Abstract To the Editor. —Measurement of epithelial thickness and accurate location of corneal pathologic conditions have relied on slit-lamp examination and optical pachymetry.1 Recent advances in ultrasound transducer technology have enabled ultrasound pulses of shorter duration and higher frequency (10 to 100 MHz) to be produced. High-frequency ultrasound has been used to study the angle of the anterior chamber, but the resolution is sufficient to suggest a role for ultrasound in analysis of corneal diseases.2We used a high-frequency ultrasound scanning system that acquires serial parallel scans through a water-bath coupling medium.3 The ultrasound data were digitized and computationally enhanced to provide optimal estimates of interface locations using digital signal-processing techniques (the deconvolved analytic signal magnitude [DAS] of the echo data).3 This provided improved precision vis-à-vis conventional analog peak detection (A-scan).4A normal human corneal scan (Fig 1, top) shows the epithelial-stromal acoustic interface superficially at References 1. Stark WJ, Gilbert ML, Gottsch JD, Munnerlyn C. Optical pachometry in the measurement of anterior corneal disease: an evaluative tool for phototherapeutic keratectomy . Arch Ophthalmol . 1990;108:12-13.Crossref 2. Pavlin CJ, Michael DS, Foster FS. Subsurface ultrasound microscopic imaging of the intact eye . Ophthalmology . 1990;97:224-250.Crossref 3. Coleman DJ, Silverman RH, Woods SM, Rondeau MJ. Advances in ophthalmic ultrasound. In: Haik B, Mafee M, eds. Advanced Ophthalmic Imaging. Boston, Mass: Little Brown & Co Inc. In press. 4. Gammell PM. Improved ultrasonic detection using analytic signal magnitude . Ultrasonics . 1981;19:73-76.Crossref

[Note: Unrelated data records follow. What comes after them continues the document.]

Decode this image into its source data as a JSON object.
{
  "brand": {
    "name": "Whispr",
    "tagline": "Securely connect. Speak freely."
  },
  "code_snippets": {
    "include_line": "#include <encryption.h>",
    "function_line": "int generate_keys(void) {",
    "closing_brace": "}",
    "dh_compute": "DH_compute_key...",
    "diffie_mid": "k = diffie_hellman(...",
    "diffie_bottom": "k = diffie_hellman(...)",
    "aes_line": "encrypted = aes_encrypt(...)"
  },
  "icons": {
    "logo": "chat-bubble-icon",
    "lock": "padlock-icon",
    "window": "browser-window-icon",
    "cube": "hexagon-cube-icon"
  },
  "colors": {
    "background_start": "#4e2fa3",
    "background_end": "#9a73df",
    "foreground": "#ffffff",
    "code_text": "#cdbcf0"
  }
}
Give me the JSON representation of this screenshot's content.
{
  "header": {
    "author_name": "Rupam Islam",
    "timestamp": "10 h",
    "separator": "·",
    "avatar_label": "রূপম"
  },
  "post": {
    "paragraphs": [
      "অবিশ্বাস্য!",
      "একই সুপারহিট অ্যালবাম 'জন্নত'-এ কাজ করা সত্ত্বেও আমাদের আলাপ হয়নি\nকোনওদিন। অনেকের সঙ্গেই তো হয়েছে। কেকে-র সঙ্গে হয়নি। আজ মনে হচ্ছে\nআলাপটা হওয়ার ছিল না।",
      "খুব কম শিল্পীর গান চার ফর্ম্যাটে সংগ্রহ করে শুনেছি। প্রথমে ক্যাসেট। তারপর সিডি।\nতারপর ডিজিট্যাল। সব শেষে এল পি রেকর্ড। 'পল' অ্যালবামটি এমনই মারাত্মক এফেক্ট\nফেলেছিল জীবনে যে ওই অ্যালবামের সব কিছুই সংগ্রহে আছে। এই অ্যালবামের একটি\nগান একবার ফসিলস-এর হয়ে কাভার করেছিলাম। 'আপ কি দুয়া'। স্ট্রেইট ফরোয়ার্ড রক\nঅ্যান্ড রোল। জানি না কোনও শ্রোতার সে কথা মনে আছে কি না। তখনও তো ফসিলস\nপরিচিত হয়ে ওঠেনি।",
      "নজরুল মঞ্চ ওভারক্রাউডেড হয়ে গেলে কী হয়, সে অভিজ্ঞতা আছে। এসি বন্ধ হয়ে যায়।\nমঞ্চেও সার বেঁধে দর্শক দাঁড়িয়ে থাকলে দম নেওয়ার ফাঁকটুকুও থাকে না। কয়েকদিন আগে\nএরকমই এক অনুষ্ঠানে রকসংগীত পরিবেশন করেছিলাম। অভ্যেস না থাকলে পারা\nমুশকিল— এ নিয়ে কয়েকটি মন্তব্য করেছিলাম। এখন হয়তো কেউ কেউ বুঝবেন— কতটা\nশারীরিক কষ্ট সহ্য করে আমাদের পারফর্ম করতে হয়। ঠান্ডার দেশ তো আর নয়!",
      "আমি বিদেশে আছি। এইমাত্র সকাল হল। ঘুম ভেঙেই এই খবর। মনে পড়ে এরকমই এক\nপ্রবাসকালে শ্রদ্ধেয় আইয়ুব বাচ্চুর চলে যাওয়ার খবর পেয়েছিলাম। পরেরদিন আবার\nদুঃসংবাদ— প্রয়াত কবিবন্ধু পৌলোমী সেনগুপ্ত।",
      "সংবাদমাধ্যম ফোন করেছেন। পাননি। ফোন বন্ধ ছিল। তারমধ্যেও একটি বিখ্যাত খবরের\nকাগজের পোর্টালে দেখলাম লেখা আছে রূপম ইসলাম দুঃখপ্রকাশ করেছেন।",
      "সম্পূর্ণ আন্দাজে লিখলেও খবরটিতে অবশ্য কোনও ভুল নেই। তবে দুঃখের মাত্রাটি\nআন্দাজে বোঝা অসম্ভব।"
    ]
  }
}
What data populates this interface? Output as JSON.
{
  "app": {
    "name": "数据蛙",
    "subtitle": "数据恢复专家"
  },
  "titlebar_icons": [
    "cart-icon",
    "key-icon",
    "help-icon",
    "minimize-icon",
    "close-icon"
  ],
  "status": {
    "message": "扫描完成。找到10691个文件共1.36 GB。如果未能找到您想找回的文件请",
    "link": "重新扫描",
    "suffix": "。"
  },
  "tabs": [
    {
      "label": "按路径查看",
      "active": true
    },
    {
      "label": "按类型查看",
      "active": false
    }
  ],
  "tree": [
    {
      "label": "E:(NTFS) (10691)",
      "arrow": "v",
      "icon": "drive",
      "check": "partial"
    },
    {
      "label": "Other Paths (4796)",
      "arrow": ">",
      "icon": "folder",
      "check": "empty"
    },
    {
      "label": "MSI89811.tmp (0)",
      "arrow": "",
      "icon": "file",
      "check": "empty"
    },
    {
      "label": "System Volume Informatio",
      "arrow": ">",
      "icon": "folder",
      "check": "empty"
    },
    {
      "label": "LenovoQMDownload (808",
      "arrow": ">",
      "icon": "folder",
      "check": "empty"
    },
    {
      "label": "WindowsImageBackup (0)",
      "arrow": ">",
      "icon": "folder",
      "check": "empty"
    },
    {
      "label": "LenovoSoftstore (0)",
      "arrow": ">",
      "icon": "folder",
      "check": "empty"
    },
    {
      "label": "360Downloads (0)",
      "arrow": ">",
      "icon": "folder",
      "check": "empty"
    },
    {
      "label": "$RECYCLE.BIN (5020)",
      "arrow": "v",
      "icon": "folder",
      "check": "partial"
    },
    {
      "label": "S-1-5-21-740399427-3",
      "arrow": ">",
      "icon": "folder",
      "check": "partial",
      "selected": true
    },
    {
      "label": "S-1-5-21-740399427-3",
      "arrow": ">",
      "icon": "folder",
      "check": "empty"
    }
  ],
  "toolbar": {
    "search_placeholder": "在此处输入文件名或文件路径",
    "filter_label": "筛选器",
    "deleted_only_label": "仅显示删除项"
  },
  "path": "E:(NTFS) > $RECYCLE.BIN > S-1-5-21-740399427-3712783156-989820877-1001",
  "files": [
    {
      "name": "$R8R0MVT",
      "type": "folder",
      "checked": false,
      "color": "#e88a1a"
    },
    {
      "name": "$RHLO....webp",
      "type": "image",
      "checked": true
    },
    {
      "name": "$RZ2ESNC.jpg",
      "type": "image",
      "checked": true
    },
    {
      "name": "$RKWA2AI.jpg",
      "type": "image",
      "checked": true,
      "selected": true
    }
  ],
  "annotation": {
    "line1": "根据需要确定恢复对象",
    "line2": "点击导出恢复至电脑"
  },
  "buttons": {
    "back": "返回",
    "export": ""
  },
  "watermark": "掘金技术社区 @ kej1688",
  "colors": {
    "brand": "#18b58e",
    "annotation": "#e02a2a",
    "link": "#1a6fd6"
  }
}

Archives of Ophthalmology – American Medical Association
Published: Apr 1, 1993
It’s your single place to instantly
discover and read the research
that matters to you.
Enjoy affordable access to
over 18 million articles from more than
15,000 peer-reviewed journals.
All for just $49/month
Query the DeepDyve database, plus search all of PubMed and Google Scholar seamlessly
Save any article or search result from DeepDyve, PubMed, and Google Scholar... all in one place.
Get unlimited, online access to over 18 million full-text articles from more than 15,000 scientific journals.
Read from thousands of the leading scholarly journals from SpringerNature, Wiley-Blackwell, Oxford University Press and more.
All the latest content is available, no embargo periods.
“Hi guys, I cannot tell you how much I love this resource. Incredible. I really believe you've hit the nail on the head with this site in regards to solving the research-purchase issue.”Daniel C.
“Whoa! It’s like Spotify but for academic articles.”@Phil_Robichaud
“I must say, @deepdyve is a fabulous solution to the independent researcher's problem of #access to #information.”@deepthiw
“My last article couldn't be possible without the platform @deepdyve that makes journal papers cheaper.”@JoseServera